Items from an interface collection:

++++++++++++++++++++

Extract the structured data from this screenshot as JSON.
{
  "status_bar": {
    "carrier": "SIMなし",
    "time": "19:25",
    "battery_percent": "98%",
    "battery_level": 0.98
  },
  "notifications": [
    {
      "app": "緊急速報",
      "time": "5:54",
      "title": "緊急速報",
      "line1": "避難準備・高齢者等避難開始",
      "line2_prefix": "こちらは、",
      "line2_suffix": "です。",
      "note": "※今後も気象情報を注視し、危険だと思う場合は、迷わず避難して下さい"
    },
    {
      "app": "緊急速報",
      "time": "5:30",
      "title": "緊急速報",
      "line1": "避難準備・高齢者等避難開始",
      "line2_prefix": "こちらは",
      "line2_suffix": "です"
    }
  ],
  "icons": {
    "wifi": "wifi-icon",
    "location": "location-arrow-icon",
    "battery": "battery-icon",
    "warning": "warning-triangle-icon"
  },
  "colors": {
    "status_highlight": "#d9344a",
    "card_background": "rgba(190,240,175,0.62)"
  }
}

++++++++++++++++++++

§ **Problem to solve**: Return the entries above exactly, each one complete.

§ **Response area**:
Extract the structured data from this screenshot as JSON.
{
  "status_bar": {
    "carrier": "SIMなし",
    "time": "19:25",
    "battery_percent": "98%",
    "battery_level": 0.98
  },
  "notifications": [
    {
      "app": "緊急速報",
      "time": "5:54",
      "title": "緊急速報",
      "line1": "避難準備・高齢者等避難開始",
      "line2_prefix": "こちらは、",
      "line2_suffix": "です。",
      "note": "※今後も気象情報を注視し、危険だと思う場合は、迷わず避難して下さい"
    },
    {
      "app": "緊急速報",
      "time": "5:30",
      "title": "緊急速報",
      "line1": "避難準備・高齢者等避難開始",
      "line2_prefix": "こちらは",
      "line2_suffix": "です"
    }
  ],
  "icons": {
    "wifi": "wifi-icon",
    "location": "location-arrow-icon",
    "battery": "battery-icon",
    "warning": "warning-triangle-icon"
  },
  "colors": {
    "status_highlight": "#d9344a",
    "card_background": "rgba(190,240,175,0.62)"
  }
}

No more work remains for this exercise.